"We (will) provide functional, reproducible anchors in that 10-scale that (ask): 'Are you able to concentrate' Are you able to go to work' Can you enjoy watching a TV show with this pain, or are you unable to have any pleasurable activity because of the pain'' That way, we can start being a little bit more effective at getting (you to zero)."
The task force also acknowledged the correlation between chronic pain and depression. The PMCP hopes to provide the tools and education to assist providers, improve treatment and continue decreasing the stigma of behavioral health treatment.

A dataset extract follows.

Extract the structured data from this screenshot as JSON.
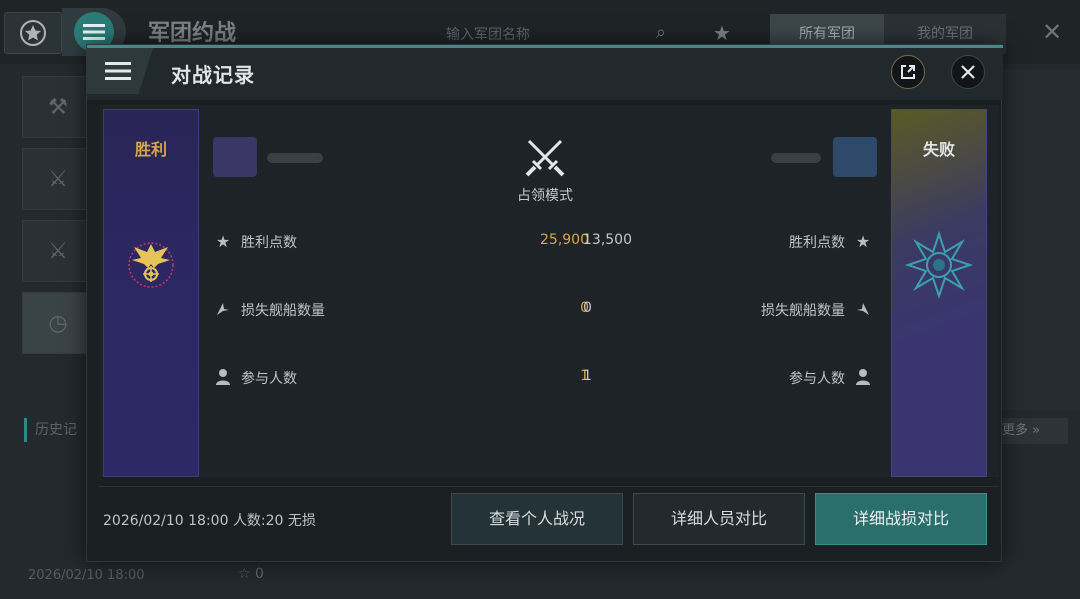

"A lot of our pain medicine and behavioral health initiatives involve integrating this care at the primary care level," Galloway said. "The majority of our patients will likely have occasional issues with pain and stress in the normal course of their lives. We want to provide as much of this care as appropriate in the primary care environment, so it should not be out of the norm for patients to see a variety of services in primary care, including behavioral health."
Galloway added that reinforcing this expectation will allow care providers to refer patients to a behavioral health specialist, when necessary, without feeling like they are adversely labeling those patients.
The Army is paving the way in military medicine with this new, comprehensive plan, so there aren't any existing models or examples to follow, Galloway explained. Because of the size and scope of the undertaking, it will take time. However, MEDCOM hopes to coordinate with representatives from other Army initiatives, like Comprehensive Soldier Fitness and the Army Suicide Prevention Task Force, to reinforce and complement their messages, Galloway added. That will help avoid disconnects with the audience they are all trying to reach.
"We just have to make sure that in implementation we stay synchronized, that there is a constant message," he said.
Better pain management will mean not only better overall care for Soldiers, but improved retention rates for the Army, because Soldiers won't leave military service as a result of pain, Galloway noted.
There have been some major advances in battlefield and post-injury pain management over the last several years. Galloway highlighted the significance of increased use of regional anesthesia in military hospitals in Iraq and Afghanistan. This approach often allows patients with severe extremity injuries to be relatively pain free as they are transported from the battlefield to Landstuhl, Germany, and on to the United States.
The task force also traveled to civilian medical centers to learn about non-traditional medicines for possible inclusion in the new comprehensive system, Galloway said.
"We have to look at things like acupuncture or yoga, biofeedback, as things we fully need to integrate into our health care system and have available. They are very effective, if not (as) sole treatment for some conditions, (as) complementary treatment to some of the existing things that we are doing," Galloway explained.
Though there are some civilian facilities on the cusp of having a comprehensive and holistic approach to pain management, this practice is not yet part of military or civilian medicine practices, Galloway said. The Army would be leading the way with the introduction of these treatments in a structured and responsible way.
"We're very proud of that. I think that shows part of the transformation that we're undertaking as part of the campaign plan," he added.
"Of all the things that I've been associated with in 23-24 years in the Army, this is the most exciting. It has the opportunity to transform medicine in and outside of the military."